  7. Massacres, partial and wholesale, women, children and old men and women not spared.
  8. Deportations: Slow death, with all accompanying horrors on the way. No means of Transportation, had to walk on foot most of the way. En route attacks by bands of criminals especially liberated from prisons for that purpose. Women, young ladies violated daily, at each village on their way; many of them taken to harems; families separated; mothers threw themselves into river with their children to save themselves from shame.

No provisions made for food or shelter for these unfortunate people, many of whom are educated, and well-to-do people, who are not allowed to draw their own money from their bank as the Government had confiscated it together with their property as `abandoned property'.
They sold their furniture at ridiculously low prices when they were ordered to leave their homes and start on a trip with an unknown destination. They sold pianos at $5, cows at $3. Even these moneys were stolen from them on the way.
There are bishops, doctors, lawyers, professors, journalists among them, dead, dying...Thousands have died of exhaustion, exposure, disease, want of food. Corpses of children were seen on roads by travelers.

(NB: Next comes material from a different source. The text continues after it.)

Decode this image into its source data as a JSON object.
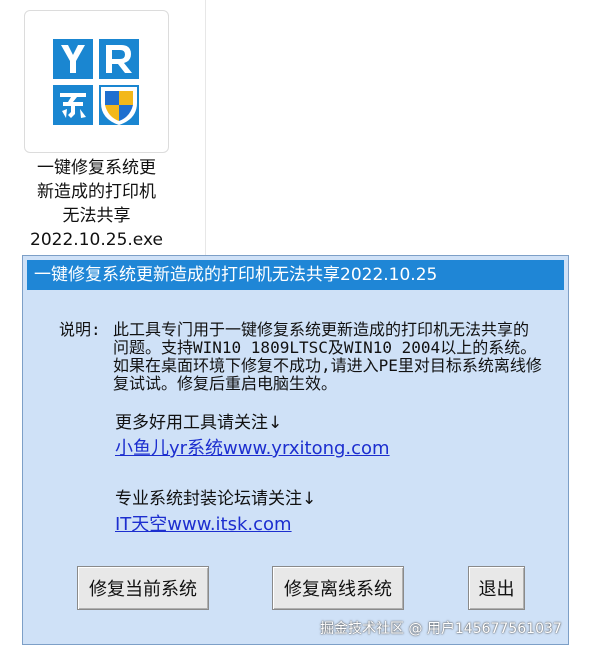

Relief Work:
Americans have been the first and most important helpers.
Interest of America purely humanitarian.
Missionaries have been foremost. Their sympathy towards Armenians very deep their whole work has been among them.
Activities of Embassy, consulates, and Missionaries in distribution of funds and food among sufferers.
Money goes direct to its object; no expenses, New York philanthropist is paying expenses himself.
Present rupture of relations between America and Turkey has not affected work of relief. We have three distinct channels for transmission of relief funds, and have devoted and reliable workers on the field there for their distribution.
Hundreds of thousands of Armenians need immediate help. Latest telegrams received from Turkey and the Caucasus make strong appeals for continued help. No funds on hand, already overdrawn $40,000 to give the poor people a morsel of bread.

If interested in reading more from Kay Mouradian's historical research, connect through her website.

Professor Kay Mouradian is a health and physical education specialist
retired from the Los Angeles Community Colleges. Her publications
include Reflective Meditation: a Mind Calming Technique, A Guide for
Those Teaching Yoga in the Community Colleges, and she has also
contributed publications in several magazines and newspapers. Her
first novel, "A Gift In The Sunlight: An Armenian Story", now in its
second edition, was inspired by her mother's remarkable survival of
the Armenian Genocide.
Redistribution of Groong articles, such as this one, to any other media, including but not limited to other mailing lists and Usenet bulletin boards, is strictly prohibited without prior written consent from
Groong's Administrator.
Copyright 2010 Armenian News Network/Groong. All Rights Reserved.

| Introduction | Administrative | Posting Rules | Armenian News | World News | Feedback |